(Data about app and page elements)

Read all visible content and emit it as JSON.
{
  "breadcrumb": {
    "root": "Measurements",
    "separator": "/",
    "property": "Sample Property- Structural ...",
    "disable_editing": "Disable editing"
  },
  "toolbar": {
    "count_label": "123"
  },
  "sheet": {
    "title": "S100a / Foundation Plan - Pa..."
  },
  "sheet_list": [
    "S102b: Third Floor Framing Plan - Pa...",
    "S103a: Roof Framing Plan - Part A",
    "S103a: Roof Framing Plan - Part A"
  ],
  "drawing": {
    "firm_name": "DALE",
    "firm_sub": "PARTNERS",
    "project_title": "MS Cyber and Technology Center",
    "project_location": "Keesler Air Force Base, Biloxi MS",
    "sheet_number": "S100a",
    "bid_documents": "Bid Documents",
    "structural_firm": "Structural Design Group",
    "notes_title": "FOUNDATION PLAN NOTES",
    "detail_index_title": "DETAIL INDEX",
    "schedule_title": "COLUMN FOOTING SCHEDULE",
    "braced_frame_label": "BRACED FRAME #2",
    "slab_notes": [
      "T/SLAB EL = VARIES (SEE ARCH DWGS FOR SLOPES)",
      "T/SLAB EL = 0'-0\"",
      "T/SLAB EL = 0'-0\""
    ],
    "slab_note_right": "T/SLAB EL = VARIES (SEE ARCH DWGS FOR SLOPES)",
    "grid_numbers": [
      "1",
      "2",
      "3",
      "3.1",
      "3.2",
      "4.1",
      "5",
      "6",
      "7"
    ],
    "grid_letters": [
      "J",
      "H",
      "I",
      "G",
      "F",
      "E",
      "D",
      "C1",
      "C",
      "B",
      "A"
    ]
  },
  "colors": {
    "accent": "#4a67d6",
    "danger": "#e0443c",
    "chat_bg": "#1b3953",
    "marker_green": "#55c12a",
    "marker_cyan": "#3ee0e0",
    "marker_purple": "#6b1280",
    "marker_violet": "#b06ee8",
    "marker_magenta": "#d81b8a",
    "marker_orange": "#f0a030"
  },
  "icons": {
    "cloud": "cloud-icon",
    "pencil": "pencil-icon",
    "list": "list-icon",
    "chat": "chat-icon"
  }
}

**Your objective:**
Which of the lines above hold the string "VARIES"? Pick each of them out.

**Answer box:**
      "T/SLAB EL = VARIES (SEE ARCH DWGS FOR SLOPES)",
    "slab_note_right": "T/SLAB EL = VARIES (SEE ARCH DWGS FOR SLOPES)",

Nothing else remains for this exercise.